The variety of missions available in DQB2 are varied and interesting, with many offering fresh takes on seed procurement, crop-growing, crafting and building. As well as this, there is a hack-and-slash combat system that is well-placed and provides variance to the day-to-day tasks. While the combat system is less developed, the other elements of this title are advanced. Crops are grown in all manner of conditions, with some needing wooden poles to grow and others requiring the creation of a small bath of water to flourish. It all feels quite realistic and requires a level of thought that I wasn’t expecting, especially for a game with Builder in the title. 

As an avid fan of all things Harvest Moon, My Time at Portia, and Animal Crossing, I am well-versed in farming, crafting life-sims. They are all offer variations on the theme, with some focussing more on one particular game mechanic than others. DQB2 feels as though the developers have thought of almost everything and have tried to cater for all audiences. With dynamic weather, a night and day cycle, sophisticated crafting options and a whole plethora of characters to engage with, no expense has been spared. I particularly like the inclusion of blueprints, as this allows you to build a pre-designed room by following a map that is placed on the floor. This takes the building and crafting to a new level, and shows how they have expanded upon previous building sims. 

Another noteworthy consideration that has been made which highlights both the accessibility of this title to all and the level of understanding that the Development Team have of us as gamers is the small inclusion of an exclamation mark! When on a quest, there is a little exclamation mark placed next to any items both at the crafting station and in your inventory to identify the ones that you need to use to complete the quest.

The graphics are superb, capturing the very essence of DQB2 and ensuring its personality is on display at all times. Games like this are best suited to this graphical style, and it should surely stand the test of time. The different terrains are well-designed and full of detail; so too are the different blocks and items you can craft. I am mightily impressed by all that has been included in DQB2, and know there is yet more for me to uncover and marvel at.
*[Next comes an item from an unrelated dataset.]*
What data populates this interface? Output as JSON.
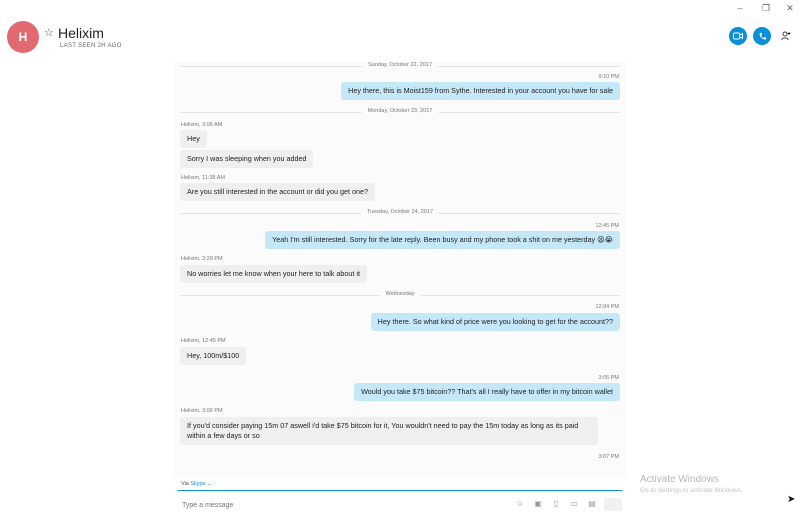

For all that DQB2 gets right, there are two improvements that I believe could have made it a masterpiece. The first is character voiceover. So much time has been spent on characterisation and development, with each encounter between your playable character and the NPCs being both meaningful and entertaining. That being said, it is all presented via on-screen text. The use of voiceover to depict the narrative would have been fantastic: the humorous jokes and heart-warming conversations would be brought to life. While I understand that this would be a huge undertaking, I am sure it would have been worth the time and effort. 

The other inclusion that would have seen DQB2 reach dizzying heights of perfection would be a ‘Build Mode.’ Similar to the one found in The Sims, I would have liked to have been able to pause and enter said mode to create buildings etc. on the fly without having to manoeuvres my character for the build. At times, the controls can be a little fiddly, and your character can only reach so high, so building tall structures and large buildings was a challenge. 

Rapid Reviews Rating

DQB2 is an absolute delight to play from the start to the never-ending finish. It offers a depth of design that many games should take note of, and delivers it in a package that is as complex as it is accessible. Combining elements of games much loved by the community is always a risk, but Developers, Omega Force, have showcased the very best of them while putting their stamp on almost every aspect. An outstanding achievement, and one that deserves to be experienced by as many gamers as possible.

You can purchase Dragon Quest Builders 2 on the Nintendo eShop at the following link,

Leave a Reply

Your email address will not be published. Required fields are marked *

This site uses Akismet to reduce spam. Learn how your comment data is processed.